As an AI language model, I don’t have lungs or a circulatory system, but spiders have a unique respiratory system that allows them to breathe through book lungs and trachea at the same time. The respiratory system of spiders is different from other animals because they do not have lungs like humans or other mammals. Instead, they have book lungs and tracheae that work together to provide oxygen to their bodies.
The book lungs are located in the abdomen and look like pages of a book. They are made up of thin layers of tissue that are folded back and forth, creating many small pockets where oxygen can be exchanged with carbon dioxide. These book lungs are filled with hemolymph, which is the spider’s equivalent of blood.
Tracheae, on the other hand, are a system of tubes that run throughout the spider’s body, delivering oxygen to the cells. These tubes are connected to small openings on the spider’s exoskeleton called spiracles. The spiracles are like tiny nostrils that allow air to enter and exit the spider’s body.
The circulatory system of spiders is an open system, meaning that the hemolymph is not contained within blood vessels like in vertebrates. Instead, it flows freely through the spider’s body cavity, delivering nutrients and oxygen to the cells and removing waste products.
Spiders have a simple heart that pumps hemolymph through the body. The heart is located in the abdomen and is made up of a single chamber. The heart pumps the hemolymph through the aorta, which is a large vessel that runs along the top of the spider’s body.
Finally, the gonopore is the opening in the female spider’s abdomen where eggs are laid. It is located near the spinnerets, which are used to produce silk. The male spider has a similar opening called the epigastric furrow, which is used for mating.
Overall, the respiratory and circulatory systems of spiders are unique and adapted to their environment. The book lungs and tracheae work together to provide oxygen to the cells, while the open circulatory system delivers nutrients and removes waste products.
Frequently Asked Questions
What are spider teeth called?
Spider teeth are called chelicerae. They are located on either side of the spider’s mouth and are used to inject venom into their prey.
Do spiders have talons?
No, spiders do not have talons. They have eight legs with sharp claws, called tarsi, that help them climb and grip onto surfaces.

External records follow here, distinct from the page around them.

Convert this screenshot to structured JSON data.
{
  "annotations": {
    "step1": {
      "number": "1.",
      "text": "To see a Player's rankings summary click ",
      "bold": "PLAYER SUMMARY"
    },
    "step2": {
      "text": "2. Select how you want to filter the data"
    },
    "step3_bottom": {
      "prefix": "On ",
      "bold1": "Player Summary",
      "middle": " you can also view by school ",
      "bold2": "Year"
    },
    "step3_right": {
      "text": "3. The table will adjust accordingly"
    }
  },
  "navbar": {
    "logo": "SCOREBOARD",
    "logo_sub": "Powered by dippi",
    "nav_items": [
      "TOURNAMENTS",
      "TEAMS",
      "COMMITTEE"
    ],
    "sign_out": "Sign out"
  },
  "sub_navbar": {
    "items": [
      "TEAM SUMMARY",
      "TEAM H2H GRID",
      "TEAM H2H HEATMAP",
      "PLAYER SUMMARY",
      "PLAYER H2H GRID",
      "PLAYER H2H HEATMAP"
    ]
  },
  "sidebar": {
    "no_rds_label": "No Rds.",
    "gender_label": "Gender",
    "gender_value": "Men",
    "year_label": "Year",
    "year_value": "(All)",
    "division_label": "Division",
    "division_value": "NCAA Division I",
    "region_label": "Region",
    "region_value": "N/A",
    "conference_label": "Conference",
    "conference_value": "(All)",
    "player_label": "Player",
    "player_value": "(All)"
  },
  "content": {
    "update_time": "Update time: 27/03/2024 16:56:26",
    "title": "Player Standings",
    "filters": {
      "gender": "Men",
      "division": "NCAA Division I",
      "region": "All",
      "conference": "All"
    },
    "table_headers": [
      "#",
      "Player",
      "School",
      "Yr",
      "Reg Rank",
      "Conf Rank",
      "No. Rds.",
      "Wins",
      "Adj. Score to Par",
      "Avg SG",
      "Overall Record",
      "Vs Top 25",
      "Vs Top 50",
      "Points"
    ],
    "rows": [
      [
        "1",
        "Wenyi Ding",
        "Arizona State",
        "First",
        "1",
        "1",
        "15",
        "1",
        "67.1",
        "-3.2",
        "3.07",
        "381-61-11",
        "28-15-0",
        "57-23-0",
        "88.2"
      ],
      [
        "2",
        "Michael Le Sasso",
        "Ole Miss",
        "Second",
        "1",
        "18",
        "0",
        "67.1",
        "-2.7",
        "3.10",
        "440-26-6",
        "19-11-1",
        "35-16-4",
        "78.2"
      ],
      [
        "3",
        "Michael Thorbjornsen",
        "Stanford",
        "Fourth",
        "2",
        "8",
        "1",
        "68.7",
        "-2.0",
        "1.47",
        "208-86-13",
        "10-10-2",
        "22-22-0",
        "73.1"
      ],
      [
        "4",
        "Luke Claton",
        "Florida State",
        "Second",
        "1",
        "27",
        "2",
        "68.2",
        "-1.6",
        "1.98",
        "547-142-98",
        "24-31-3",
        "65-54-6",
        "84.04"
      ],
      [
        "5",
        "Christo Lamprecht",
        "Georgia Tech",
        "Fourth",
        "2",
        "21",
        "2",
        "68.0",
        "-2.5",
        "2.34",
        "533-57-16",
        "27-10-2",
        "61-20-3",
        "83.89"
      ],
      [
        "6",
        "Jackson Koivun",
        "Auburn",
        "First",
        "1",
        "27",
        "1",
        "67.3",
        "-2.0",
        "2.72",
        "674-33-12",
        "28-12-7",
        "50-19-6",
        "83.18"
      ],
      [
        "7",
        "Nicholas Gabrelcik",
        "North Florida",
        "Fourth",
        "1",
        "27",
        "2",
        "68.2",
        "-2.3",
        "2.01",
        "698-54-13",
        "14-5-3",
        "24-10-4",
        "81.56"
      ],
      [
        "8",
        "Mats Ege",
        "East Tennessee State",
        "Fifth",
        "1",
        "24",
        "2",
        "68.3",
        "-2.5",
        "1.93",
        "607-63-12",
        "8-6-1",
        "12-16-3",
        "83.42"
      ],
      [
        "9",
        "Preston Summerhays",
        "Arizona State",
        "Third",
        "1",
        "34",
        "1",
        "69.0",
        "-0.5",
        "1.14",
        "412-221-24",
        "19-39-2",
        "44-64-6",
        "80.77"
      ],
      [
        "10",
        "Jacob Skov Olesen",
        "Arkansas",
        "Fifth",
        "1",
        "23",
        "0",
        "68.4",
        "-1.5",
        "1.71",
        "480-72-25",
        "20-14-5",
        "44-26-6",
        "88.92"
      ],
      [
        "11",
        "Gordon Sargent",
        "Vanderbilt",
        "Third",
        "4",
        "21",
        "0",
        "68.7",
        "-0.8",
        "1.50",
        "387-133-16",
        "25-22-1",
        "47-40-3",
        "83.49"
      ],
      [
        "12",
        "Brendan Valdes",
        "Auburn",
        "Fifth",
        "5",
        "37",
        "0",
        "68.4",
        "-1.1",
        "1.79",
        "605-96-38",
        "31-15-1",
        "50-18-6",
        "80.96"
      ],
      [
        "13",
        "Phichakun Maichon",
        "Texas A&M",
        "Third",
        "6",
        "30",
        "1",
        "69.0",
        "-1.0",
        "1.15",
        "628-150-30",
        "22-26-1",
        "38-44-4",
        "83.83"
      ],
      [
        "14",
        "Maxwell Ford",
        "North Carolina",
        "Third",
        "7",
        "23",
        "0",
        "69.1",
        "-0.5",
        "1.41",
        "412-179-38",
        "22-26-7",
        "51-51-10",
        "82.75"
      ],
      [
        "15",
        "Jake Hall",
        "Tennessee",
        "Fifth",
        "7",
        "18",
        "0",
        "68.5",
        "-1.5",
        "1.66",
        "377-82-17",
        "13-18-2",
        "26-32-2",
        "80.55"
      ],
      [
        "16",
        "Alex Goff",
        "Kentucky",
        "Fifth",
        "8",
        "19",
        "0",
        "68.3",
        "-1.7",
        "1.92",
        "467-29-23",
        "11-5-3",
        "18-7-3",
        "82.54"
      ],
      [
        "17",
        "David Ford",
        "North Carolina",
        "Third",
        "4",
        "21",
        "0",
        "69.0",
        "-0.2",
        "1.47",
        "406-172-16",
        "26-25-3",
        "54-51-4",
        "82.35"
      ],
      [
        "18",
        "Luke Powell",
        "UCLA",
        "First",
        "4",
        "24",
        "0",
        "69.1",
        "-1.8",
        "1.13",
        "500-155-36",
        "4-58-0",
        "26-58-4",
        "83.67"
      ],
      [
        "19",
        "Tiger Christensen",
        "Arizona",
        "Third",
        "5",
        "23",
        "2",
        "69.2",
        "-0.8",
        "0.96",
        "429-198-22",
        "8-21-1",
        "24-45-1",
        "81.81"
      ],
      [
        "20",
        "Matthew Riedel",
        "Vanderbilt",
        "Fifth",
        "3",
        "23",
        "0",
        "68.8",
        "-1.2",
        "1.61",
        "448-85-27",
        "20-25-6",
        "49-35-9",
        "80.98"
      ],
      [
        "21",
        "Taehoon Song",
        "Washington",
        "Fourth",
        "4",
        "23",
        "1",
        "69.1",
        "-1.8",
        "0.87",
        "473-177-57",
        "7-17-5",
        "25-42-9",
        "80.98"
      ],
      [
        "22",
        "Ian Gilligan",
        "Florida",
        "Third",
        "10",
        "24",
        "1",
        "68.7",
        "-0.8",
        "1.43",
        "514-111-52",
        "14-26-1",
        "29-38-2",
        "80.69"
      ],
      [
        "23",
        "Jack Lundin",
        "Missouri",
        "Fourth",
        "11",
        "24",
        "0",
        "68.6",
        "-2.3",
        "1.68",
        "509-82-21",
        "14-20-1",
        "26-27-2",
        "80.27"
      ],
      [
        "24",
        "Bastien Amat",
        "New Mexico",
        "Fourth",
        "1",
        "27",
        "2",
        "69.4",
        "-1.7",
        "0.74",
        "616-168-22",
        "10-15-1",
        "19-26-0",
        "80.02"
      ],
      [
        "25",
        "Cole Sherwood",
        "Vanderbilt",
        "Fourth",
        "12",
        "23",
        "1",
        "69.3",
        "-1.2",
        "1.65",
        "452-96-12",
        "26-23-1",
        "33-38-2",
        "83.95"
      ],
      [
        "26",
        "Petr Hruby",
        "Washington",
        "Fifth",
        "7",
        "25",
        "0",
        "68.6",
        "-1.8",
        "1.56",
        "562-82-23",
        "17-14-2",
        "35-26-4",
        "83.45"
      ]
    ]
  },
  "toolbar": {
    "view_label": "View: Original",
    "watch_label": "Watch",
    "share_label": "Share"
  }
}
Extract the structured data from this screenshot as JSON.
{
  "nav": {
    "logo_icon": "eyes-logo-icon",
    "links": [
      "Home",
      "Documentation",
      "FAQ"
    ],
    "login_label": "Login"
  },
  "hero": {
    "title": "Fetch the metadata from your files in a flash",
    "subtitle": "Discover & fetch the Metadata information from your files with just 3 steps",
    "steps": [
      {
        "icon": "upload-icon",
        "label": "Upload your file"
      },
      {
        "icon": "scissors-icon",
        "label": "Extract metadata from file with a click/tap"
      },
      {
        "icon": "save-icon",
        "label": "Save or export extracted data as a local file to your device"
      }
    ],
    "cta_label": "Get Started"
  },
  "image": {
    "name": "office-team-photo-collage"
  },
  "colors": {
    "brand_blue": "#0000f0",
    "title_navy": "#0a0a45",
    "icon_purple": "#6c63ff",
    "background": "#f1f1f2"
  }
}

Do all spiders have venom?
Yes, all spiders have venom. However, not all spiders are dangerous to humans. Some spiders have venom that is only strong enough to paralyze their prey, while others have venom that can be harmful to humans.
Do tarantulas have teeth?
Yes, tarantulas have teeth. They have two fangs that are used to inject venom into their prey. However, tarantula venom is not harmful to humans and is comparable to a bee sting.
How many eyes do spiders have?
Spiders have eight eyes, although some species have fewer. The arrangement and size of the eyes can vary depending on the species.
How many stomachs does a spider have?
Spiders have one stomach that is divided into two sections. The first section is used to store and grind up food, while the second section is used for digestion. Spiders do not have teeth to chew their food, so they rely on digestive enzymes to break down their prey.